··· SOURCE DATA
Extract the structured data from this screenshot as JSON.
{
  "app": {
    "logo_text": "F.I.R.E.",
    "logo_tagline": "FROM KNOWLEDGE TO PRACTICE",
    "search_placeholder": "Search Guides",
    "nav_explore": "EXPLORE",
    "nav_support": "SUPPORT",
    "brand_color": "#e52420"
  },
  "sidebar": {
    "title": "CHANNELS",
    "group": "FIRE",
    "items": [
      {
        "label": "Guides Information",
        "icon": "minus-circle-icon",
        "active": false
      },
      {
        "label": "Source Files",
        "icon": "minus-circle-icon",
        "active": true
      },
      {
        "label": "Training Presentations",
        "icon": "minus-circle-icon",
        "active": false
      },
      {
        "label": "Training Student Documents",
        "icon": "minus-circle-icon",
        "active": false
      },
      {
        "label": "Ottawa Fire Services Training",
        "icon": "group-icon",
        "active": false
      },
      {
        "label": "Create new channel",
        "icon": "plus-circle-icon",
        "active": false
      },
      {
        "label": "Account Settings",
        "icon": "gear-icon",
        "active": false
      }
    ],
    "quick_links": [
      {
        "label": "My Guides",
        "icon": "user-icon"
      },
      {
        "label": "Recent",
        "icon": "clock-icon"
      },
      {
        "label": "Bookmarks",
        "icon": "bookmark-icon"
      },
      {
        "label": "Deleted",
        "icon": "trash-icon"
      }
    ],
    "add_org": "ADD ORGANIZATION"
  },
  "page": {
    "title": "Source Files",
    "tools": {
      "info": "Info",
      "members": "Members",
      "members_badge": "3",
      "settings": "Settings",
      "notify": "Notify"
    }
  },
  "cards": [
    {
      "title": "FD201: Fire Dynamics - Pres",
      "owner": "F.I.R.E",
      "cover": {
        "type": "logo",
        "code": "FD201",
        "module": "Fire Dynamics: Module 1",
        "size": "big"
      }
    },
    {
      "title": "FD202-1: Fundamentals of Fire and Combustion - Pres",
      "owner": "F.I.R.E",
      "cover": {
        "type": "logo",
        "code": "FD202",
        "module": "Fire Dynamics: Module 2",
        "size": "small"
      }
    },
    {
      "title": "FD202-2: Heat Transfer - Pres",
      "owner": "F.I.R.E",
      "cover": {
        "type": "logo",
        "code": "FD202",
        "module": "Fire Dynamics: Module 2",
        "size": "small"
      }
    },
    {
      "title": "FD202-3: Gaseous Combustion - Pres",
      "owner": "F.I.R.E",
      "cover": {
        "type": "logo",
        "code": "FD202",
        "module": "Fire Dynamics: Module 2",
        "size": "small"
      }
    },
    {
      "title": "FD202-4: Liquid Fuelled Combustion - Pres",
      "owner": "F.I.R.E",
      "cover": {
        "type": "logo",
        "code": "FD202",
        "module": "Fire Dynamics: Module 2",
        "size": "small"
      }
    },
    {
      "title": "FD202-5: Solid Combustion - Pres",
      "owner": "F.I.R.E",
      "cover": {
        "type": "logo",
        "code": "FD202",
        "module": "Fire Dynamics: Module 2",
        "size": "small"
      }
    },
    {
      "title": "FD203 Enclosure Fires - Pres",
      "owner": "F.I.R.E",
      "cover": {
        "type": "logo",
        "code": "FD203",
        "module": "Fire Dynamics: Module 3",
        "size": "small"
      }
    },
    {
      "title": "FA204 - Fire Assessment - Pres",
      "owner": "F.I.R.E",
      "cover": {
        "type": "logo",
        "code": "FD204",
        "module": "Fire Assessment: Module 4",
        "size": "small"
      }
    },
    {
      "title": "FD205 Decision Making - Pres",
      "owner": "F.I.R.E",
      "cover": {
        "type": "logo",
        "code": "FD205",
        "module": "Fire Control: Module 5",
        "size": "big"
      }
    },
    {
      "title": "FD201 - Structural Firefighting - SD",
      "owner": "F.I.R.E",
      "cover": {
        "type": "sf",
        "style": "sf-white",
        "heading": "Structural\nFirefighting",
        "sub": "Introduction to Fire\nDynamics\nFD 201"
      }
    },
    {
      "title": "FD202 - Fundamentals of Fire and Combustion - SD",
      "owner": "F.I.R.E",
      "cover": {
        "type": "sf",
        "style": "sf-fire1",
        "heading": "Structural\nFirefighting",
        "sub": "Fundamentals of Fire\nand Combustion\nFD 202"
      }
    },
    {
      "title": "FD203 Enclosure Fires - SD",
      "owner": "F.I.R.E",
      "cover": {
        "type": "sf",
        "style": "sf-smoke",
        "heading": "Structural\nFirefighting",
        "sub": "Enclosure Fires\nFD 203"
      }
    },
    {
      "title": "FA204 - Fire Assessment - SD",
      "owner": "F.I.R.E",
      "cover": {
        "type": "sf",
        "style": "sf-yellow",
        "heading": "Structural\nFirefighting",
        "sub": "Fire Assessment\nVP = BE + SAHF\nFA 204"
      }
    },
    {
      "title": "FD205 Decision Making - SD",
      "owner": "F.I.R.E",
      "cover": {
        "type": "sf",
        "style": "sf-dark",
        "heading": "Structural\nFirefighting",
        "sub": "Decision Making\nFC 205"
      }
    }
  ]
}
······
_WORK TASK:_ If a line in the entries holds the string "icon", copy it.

_OUTPUT FOR THIS TASK:_
        "icon": "minus-circle-icon",
        "icon": "minus-circle-icon",
        "icon": "minus-circle-icon",
        "icon": "minus-circle-icon",
        "icon": "group-icon",
        "icon": "plus-circle-icon",
        "icon": "gear-icon",
        "icon": "user-icon"
        "icon": "clock-icon"
        "icon": "bookmark-icon"
        "icon": "trash-icon"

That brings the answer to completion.